**Exercise:**
Counting from the line that holds "Read all visible content and emit it as JSON.", return each line exactly, through and including the last line of the entries.

Data records for software interfaces
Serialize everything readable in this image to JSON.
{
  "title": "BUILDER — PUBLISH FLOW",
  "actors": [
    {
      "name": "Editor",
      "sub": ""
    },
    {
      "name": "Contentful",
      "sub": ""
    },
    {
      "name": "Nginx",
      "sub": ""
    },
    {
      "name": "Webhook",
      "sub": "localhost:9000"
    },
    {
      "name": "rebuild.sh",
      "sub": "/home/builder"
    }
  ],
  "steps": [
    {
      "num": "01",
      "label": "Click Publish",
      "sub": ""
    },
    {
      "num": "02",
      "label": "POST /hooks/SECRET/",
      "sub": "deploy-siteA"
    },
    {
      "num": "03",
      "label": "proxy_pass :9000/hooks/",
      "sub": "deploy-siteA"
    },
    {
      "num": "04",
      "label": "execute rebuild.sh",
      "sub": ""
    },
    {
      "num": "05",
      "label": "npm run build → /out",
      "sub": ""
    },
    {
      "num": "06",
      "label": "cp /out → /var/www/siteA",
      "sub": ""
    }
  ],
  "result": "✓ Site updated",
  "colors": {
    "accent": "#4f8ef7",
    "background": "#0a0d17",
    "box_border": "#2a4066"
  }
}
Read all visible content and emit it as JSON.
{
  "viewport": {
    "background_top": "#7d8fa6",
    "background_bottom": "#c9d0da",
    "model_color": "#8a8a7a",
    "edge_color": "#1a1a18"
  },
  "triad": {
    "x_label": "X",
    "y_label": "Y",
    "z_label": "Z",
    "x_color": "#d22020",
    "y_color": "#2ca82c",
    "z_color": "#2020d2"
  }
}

**Written response:**
Read all visible content and emit it as JSON.
{
  "viewport": {
    "background_top": "#7d8fa6",
    "background_bottom": "#c9d0da",
    "model_color": "#8a8a7a",
    "edge_color": "#1a1a18"
  },
  "triad": {
    "x_label": "X",
    "y_label": "Y",
    "z_label": "Z",
    "x_color": "#d22020",
    "y_color": "#2ca82c",
    "z_color": "#2020d2"
  }
}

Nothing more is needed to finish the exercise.